━━━ MATERIAL FOR THIS EXERCISE
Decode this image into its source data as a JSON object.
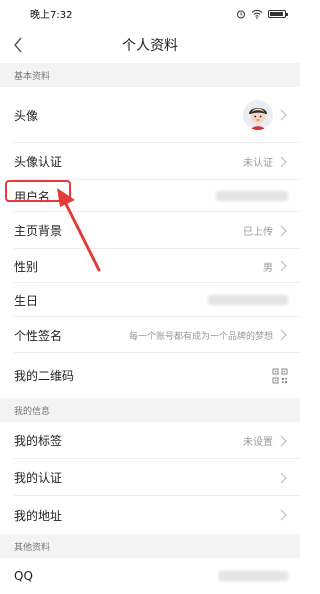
{
  "status_bar": {
    "time": "晚上7:32",
    "icons": [
      "alarm-icon",
      "wifi-icon",
      "battery-icon"
    ],
    "battery_level": 0.8
  },
  "nav": {
    "title": "个人资料",
    "back_icon": "chevron-left-icon"
  },
  "sections": {
    "basic": "基本资料",
    "mine": "我的信息",
    "other": "其他资料"
  },
  "rows": {
    "avatar": {
      "label": "头像"
    },
    "avatar_verify": {
      "label": "头像认证",
      "value": "未认证"
    },
    "username": {
      "label": "用户名"
    },
    "cover": {
      "label": "主页背景",
      "value": "已上传"
    },
    "gender": {
      "label": "性别",
      "value": "男"
    },
    "birthday": {
      "label": "生日"
    },
    "signature": {
      "label": "个性签名",
      "value": "每一个账号都有成为一个品牌的梦想"
    },
    "qrcode": {
      "label": "我的二维码"
    },
    "tags": {
      "label": "我的标签",
      "value": "未设置"
    },
    "certification": {
      "label": "我的认证"
    },
    "address": {
      "label": "我的地址"
    },
    "qq": {
      "label": "QQ"
    }
  },
  "colors": {
    "highlight": "#e53b3b",
    "section_bg": "#f3f3f3",
    "muted_text": "#999999"
  }
}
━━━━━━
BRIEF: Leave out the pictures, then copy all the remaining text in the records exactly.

REPLY TO THE TASK:
Decode this image into its source data as a JSON object.
{
  "status_bar": {
    "time": "晚上7:32",
    "icons": [
      "alarm-icon",
      "wifi-icon",
      "battery-icon"
    ],
    "battery_level": 0.8
  },
  "nav": {
    "title": "个人资料",
    "back_icon": "chevron-left-icon"
  },
  "sections": {
    "basic": "基本资料",
    "mine": "我的信息",
    "other": "其他资料"
  },
  "rows": {
    "avatar": {
      "label": "头像"
    },
    "avatar_verify": {
      "label": "头像认证",
      "value": "未认证"
    },
    "username": {
      "label": "用户名"
    },
    "cover": {
      "label": "主页背景",
      "value": "已上传"
    },
    "gender": {
      "label": "性别",
      "value": "男"
    },
    "birthday": {
      "label": "生日"
    },
    "signature": {
      "label": "个性签名",
      "value": "每一个账号都有成为一个品牌的梦想"
    },
    "qrcode": {
      "label": "我的二维码"
    },
    "tags": {
      "label": "我的标签",
      "value": "未设置"
    },
    "certification": {
      "label": "我的认证"
    },
    "address": {
      "label": "我的地址"
    },
    "qq": {
      "label": "QQ"
    }
  },
  "colors": {
    "highlight": "#e53b3b",
    "section_bg": "#f3f3f3",
    "muted_text": "#999999"
  }
}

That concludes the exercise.